I was talking about drum machines to some extent, but there's also something called triggering where you hook up electronics to your drums and they produce sounds/notes that you want. You can make it so that 1 stroke = 4 strokes or some BS like that.

Share this post


Link to post
Share on other sites

How can electronic music have emotion? It's not organic. Machines can't feel the music. They can't improvise. They can't make mistakes and they can't enjoy a good performance.

Machines can't improvise and make mistakes, but humans can, and it's human who are operating the machines. Electronica can have emotion..."Phaedra" by Tangerine Dream sounds nervous, for example. Happiness and sadness can also be found in electronica. Often, electronica contains a lot more emotion than rock.

I think one misconseption about electronica is that it is all mindless and repetetive dance garbage. Electronica goes far beyond dance and house techno, but most people don't experience electronica beyond "Numa Numa" and "What Is Love." Those do not typify the electronica genre at all. I actually do like some dance/house though...Daft Punk for example...but I can see why someone would hate dance/house.

I was talking about drum machines to some extent, but there's also something called triggering where you hook up electronics to your drums and they produce sounds/notes that you want.

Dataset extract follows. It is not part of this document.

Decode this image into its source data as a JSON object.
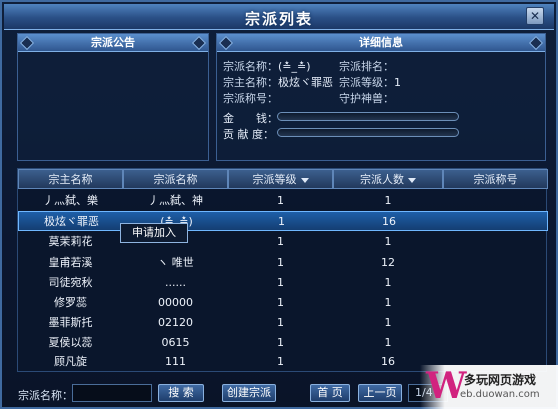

You can make it so that 1 stroke = 4 strokes or some BS like that.

Oh, well in that case, I agree with you, that sounds totally lame. But I've never heard it before, so I guess I shouldn't pass judgement.

Share this post


Link to post
Share on other sites

In my opinion, when it comes to synthesized music there is no one better than Rick Wakeman. A keyboard man by right, he took the synthesizer to new levels back in the early 70's. When he broke from Yes and began producing his own albums his genius came alive.

I have to agree with Batman who said that while machines can produce the sounds without error, it is human intervention that produces the variety of sounds to orchestrate a piece of music.

Share this post


Link to post
Share on other sites

Thank you Batman for the vote of confidence. If you have not listened to Wakeman I highly recommend you pick up some early Yes albums but more so pick up Journey To The Center Of The Earth by Wakeman. You will be amazed what he does with the synthesizer on that album. The vocals on the album like his others are somewhat less than to be desired. I would also recommend Myths and Legends of King Arthurs Court and The Knights Of The Round Table (I think that is the name) and The Six Wives of Henry VIII. Those are his three early solo albums and perhaps one of the more influential pieces of synthesized music in rock history. His later stuff was pretty good also.

Share this post


Link to post
Share on other sites

I clicked other because I could not begin to describe the genre. If it is that thumping or repetitive music as demonstrated by Stewie in Family Guy last night, than it does not do anything for me. But if you like it, enjoy.

Share this post


Link to post
Share on other sites

Wakeman played keyboard with Bowie a great deal, here's a Wakeman quote:

David Bowie is far and away the cleverest man I've ever worked with. Far and away. Absolute walking genius, David Bowie was, to work with. I did about 2,000 sessions in four years, and of all those sessions the person I learned more from, was David.

Rick Wakeman

Share this post


Link to post
Share on other sites

If it is that thumping or repetitive music as demonstrated by Stewie in Family Guy last night, than it does not do anything for me.

It isn't, that only describes House/Dance

Share this post


Link to post
Share on other sites

An electric guitar would be an electronic engine back in 1965 for Pete Seeger, for instance... just as many other instruments (Mellotron, Farfisa...) which are very "rock".

Share this post


Link to post
Share on other sites

Join the conversation

You can post now and register later. If you have an account, sign in now to post with your account.

Guest
Reply to this topic...

×   Pasted as rich text.   Paste as plain text instead

  Only 75 emoji are allowed.

×   Your link has been automatically embedded.   Display as a link instead

×   Your previous content has been restored.   Clear editor

×   You cannot paste images directly. Upload or insert images from URL.

Sign in to follow this  

×
×
  • Create New...